Giving a speech can be nerve-racking for many people. Veteran speaker and coach Lynn Baker shares some presentation tips with Helen Grange
YOU KNOW the subject backwards, but when asked to speak about it in public, you break into a cold sweat. Is this you?
Public-speaking anxiety is common, and it’s becoming even more prevalent today because we spend less of our time in public practising our social skills and more time online by ourselves.
The problem is that if your work requires you to make presentations to management or staff, your anxiety can interfere with your plans for promotion.
Ironically, it’s often overachievers who fear public speaking the most. This is because they’re hyper-aware of the importance of presentation skills in climbing the corporate ladder, so they worry excessively about not doing it well enough to impress the boss.
Enter Lynn Baker, a seasoned public speaker and speaking coach who has recently published a useful manual titled Speaking of Speaking, in which she walks us through a speech from preparation to delivery.
The most important thing to know is that the PowerPoint presentation, accompanied by rattling off information, no longer cuts it.
“A few years ago, the average person had an attention span of three to five minutes. Today the average attention span is reportedly nine seconds,” says Baker.
If you want to grab attention, you have to be clever and engaging from the start.
“Today’s audiences are no longer stirred by traditional modes of presentation or outdated formats of communication,” Baker says.
“We live in a time when visual narratives continuously bombard us into numbness, so people thirst for a more natural connection in which information is distributed in a clear, concise and eloquent style.”
This means you need to engage as you would in conversation rather than talk at your audience.
“A presentation should be visually stimulating, content rich and delivered with a performance that engages an audience in a virtual conversation.
“And it needs to deliver focused and valuable content that the audience can use immediately after the presentation.” How do you get this right? Preparation is key. “Begin with the end in mind,” Baker says.

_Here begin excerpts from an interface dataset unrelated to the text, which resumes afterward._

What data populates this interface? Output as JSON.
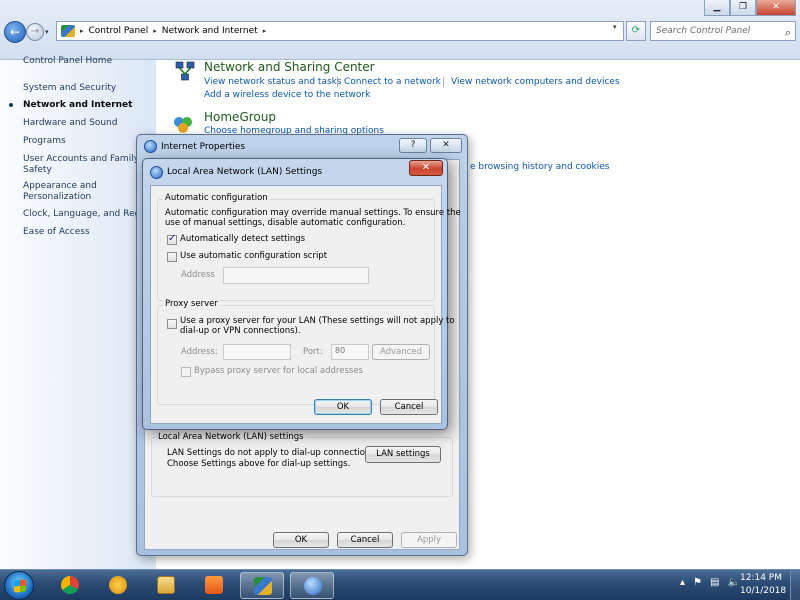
{
  "explorer": {
    "breadcrumb": [
      "Control Panel",
      "Network and Internet"
    ],
    "search_placeholder": "Search Control Panel"
  },
  "left_pane": {
    "items": [
      "Control Panel Home",
      "System and Security",
      "Network and Internet",
      "Hardware and Sound",
      "Programs",
      "User Accounts and Family",
      "Safety",
      "Appearance and",
      "Personalization",
      "Clock, Language, and Regio",
      "Ease of Access"
    ],
    "active_item": "Network and Internet"
  },
  "main": {
    "network_title": "Network and Sharing Center",
    "network_links": [
      "View network status and tasks",
      "Connect to a network",
      "View network computers and devices",
      "Add a wireless device to the network"
    ],
    "homegroup_title": "HomeGroup",
    "homegroup_link": "Choose homegroup and sharing options",
    "internet_link_fragment": "e browsing history and cookies"
  },
  "internet_properties": {
    "title": "Internet Properties",
    "help_glyph": "?",
    "close_glyph": "✕",
    "lan_group_label": "Local Area Network (LAN) settings",
    "lan_text_1": "LAN Settings do not apply to dial-up connections.",
    "lan_text_2": "Choose Settings above for dial-up settings.",
    "lan_button": "LAN settings",
    "ok": "OK",
    "cancel": "Cancel",
    "apply": "Apply"
  },
  "lan_dialog": {
    "title": "Local Area Network (LAN) Settings",
    "close_glyph": "✕",
    "auto_group": "Automatic configuration",
    "auto_desc_1": "Automatic configuration may override manual settings.  To ensure the",
    "auto_desc_2": "use of manual settings, disable automatic configuration.",
    "auto_detect": "Automatically detect settings",
    "auto_detect_checked": true,
    "use_script": "Use automatic configuration script",
    "use_script_checked": false,
    "address_label": "Address",
    "proxy_group": "Proxy server",
    "proxy_text_1": "Use a proxy server for your LAN (These settings will not apply to",
    "proxy_text_2": "dial-up or VPN connections).",
    "proxy_checked": false,
    "proxy_address_label": "Address:",
    "port_label": "Port:",
    "port_value": "80",
    "advanced": "Advanced",
    "bypass": "Bypass proxy server for local addresses",
    "ok": "OK",
    "cancel": "Cancel"
  },
  "taskbar": {
    "time": "12:14 PM",
    "date": "10/1/2018"
  },
  "colors": {
    "link": "#0a58b0",
    "category_title": "#1e5a1e",
    "taskbar": "#2a4b73"
  }
}
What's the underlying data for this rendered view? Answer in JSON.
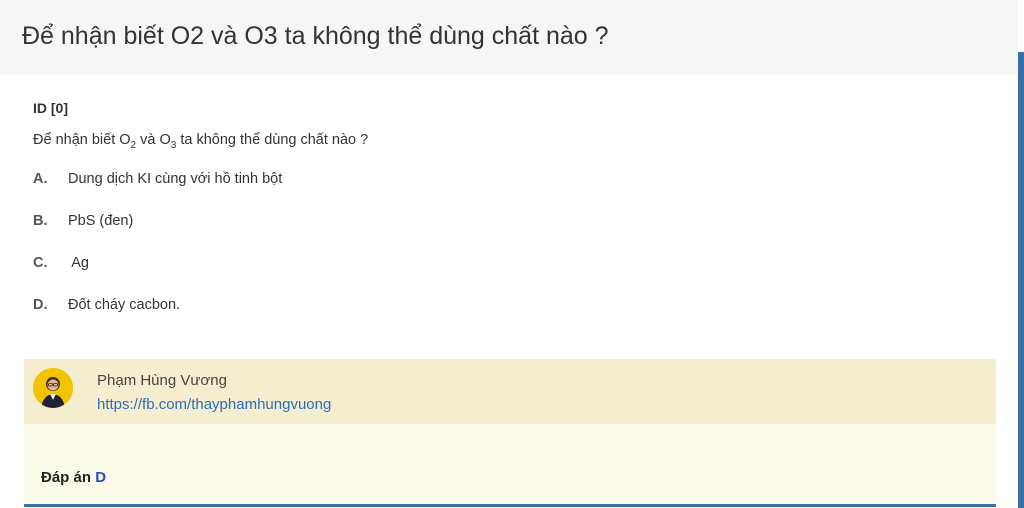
{
  "page": {
    "title": "Để nhận biết O2 và O3 ta không thể dùng chất nào ?"
  },
  "question": {
    "id_label": "ID [0]",
    "text_prefix": "Để nhận biết O",
    "o2_sub": "2",
    "text_mid": " và O",
    "o3_sub": "3",
    "text_suffix": " ta không thể dùng chất nào ?",
    "options": [
      {
        "letter": "A.",
        "text": "Dung dịch KI cùng với hồ tinh bột"
      },
      {
        "letter": "B.",
        "text": "PbS (đen)"
      },
      {
        "letter": "C.",
        "text": " Ag"
      },
      {
        "letter": "D.",
        "text": "Đốt cháy cacbon."
      }
    ]
  },
  "author": {
    "name": "Phạm Hùng Vương",
    "link": "https://fb.com/thayphamhungvuong",
    "avatar_icon": "person-avatar-icon"
  },
  "answer": {
    "label": "Đáp án ",
    "value": "D"
  },
  "colors": {
    "header_bg": "#f6f6f6",
    "author_bg": "#f4edcf",
    "answer_bg": "#fafae8",
    "link": "#2a6fb5",
    "answer_value": "#1f4fb5",
    "accent_bar": "#3a6ea5"
  }
}
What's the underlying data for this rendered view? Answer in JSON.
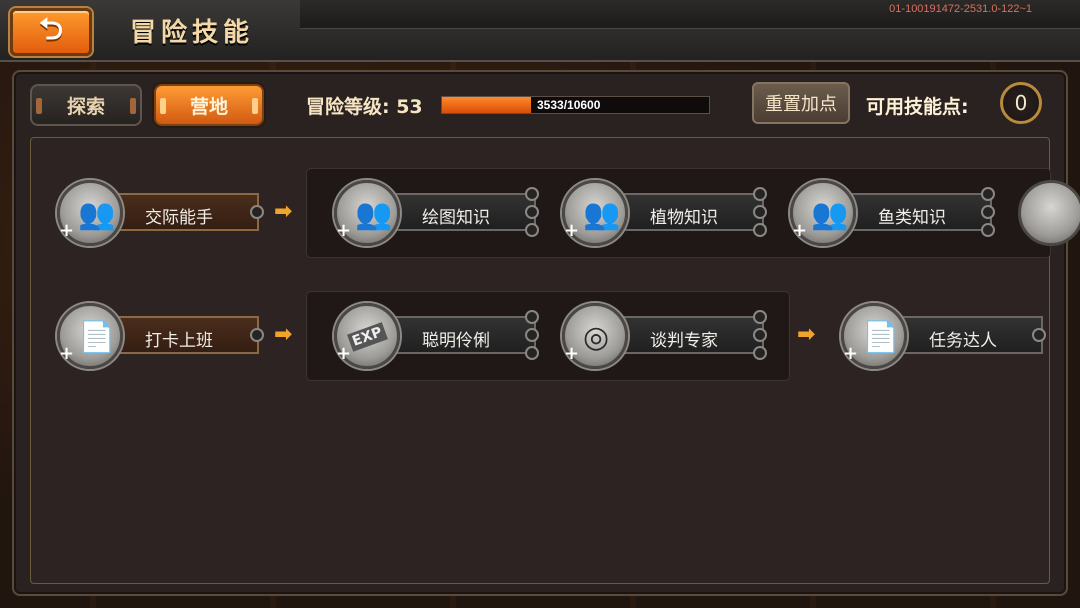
{
  "topbar": {
    "title": "冒险技能",
    "build_info": "01-100191472-2531.0-122~1"
  },
  "tabs": {
    "explore": "探索",
    "camp": "营地",
    "active": "camp"
  },
  "level": {
    "label": "冒险等级: 53",
    "xp_text": "3533/10600",
    "xp_current": 3533,
    "xp_max": 10600
  },
  "reset_label": "重置加点",
  "skill_points": {
    "label": "可用技能点:",
    "value": "0"
  },
  "colors": {
    "accent": "#ff8a2a",
    "gold": "#b88a3c",
    "arrow": "#f0a52a"
  },
  "rows": [
    {
      "base": {
        "name": "交际能手",
        "icon": "people-icon"
      },
      "group": [
        {
          "name": "绘图知识",
          "icon": "people-icon"
        },
        {
          "name": "植物知识",
          "icon": "people-icon"
        },
        {
          "name": "鱼类知识",
          "icon": "people-icon"
        }
      ]
    },
    {
      "base": {
        "name": "打卡上班",
        "icon": "document-icon"
      },
      "group": [
        {
          "name": "聪明伶俐",
          "icon": "exp-card-icon"
        },
        {
          "name": "谈判专家",
          "icon": "coins-icon"
        }
      ],
      "next": {
        "name": "任务达人",
        "icon": "document-icon"
      }
    }
  ]
}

“Write the objective of the speech in a sentence of 10 words or less. This should clearly and specifically identify what the audience should leave remembering or doing.”
Next, find out who is attending and how much they know about the subject, then deliver only information that is new or relevant.
“Try to use new, exciting or original material that they haven’t seen or heard before.”
Human beings remember best when information is shared in three segments – opening, body, and close.
“Open with a bang. Do something completely different to open the presentation,” Baker says.
“Play energetic music, run a dynamic video, recite a powerful quote or ask a bold question, just do something that the audience would not be expecting. This not only grabs audience’s attention, but clearly distinguishes you from other speakers on the programme and makes you memorable,” says Baker.
After that, introduce yourself and establish your credibility, before going into the body of the speech, which should be where your key points are.
Barack Obama is regarded as one of the greatest speakers of all time.
Speaking coach, Lynn Baker.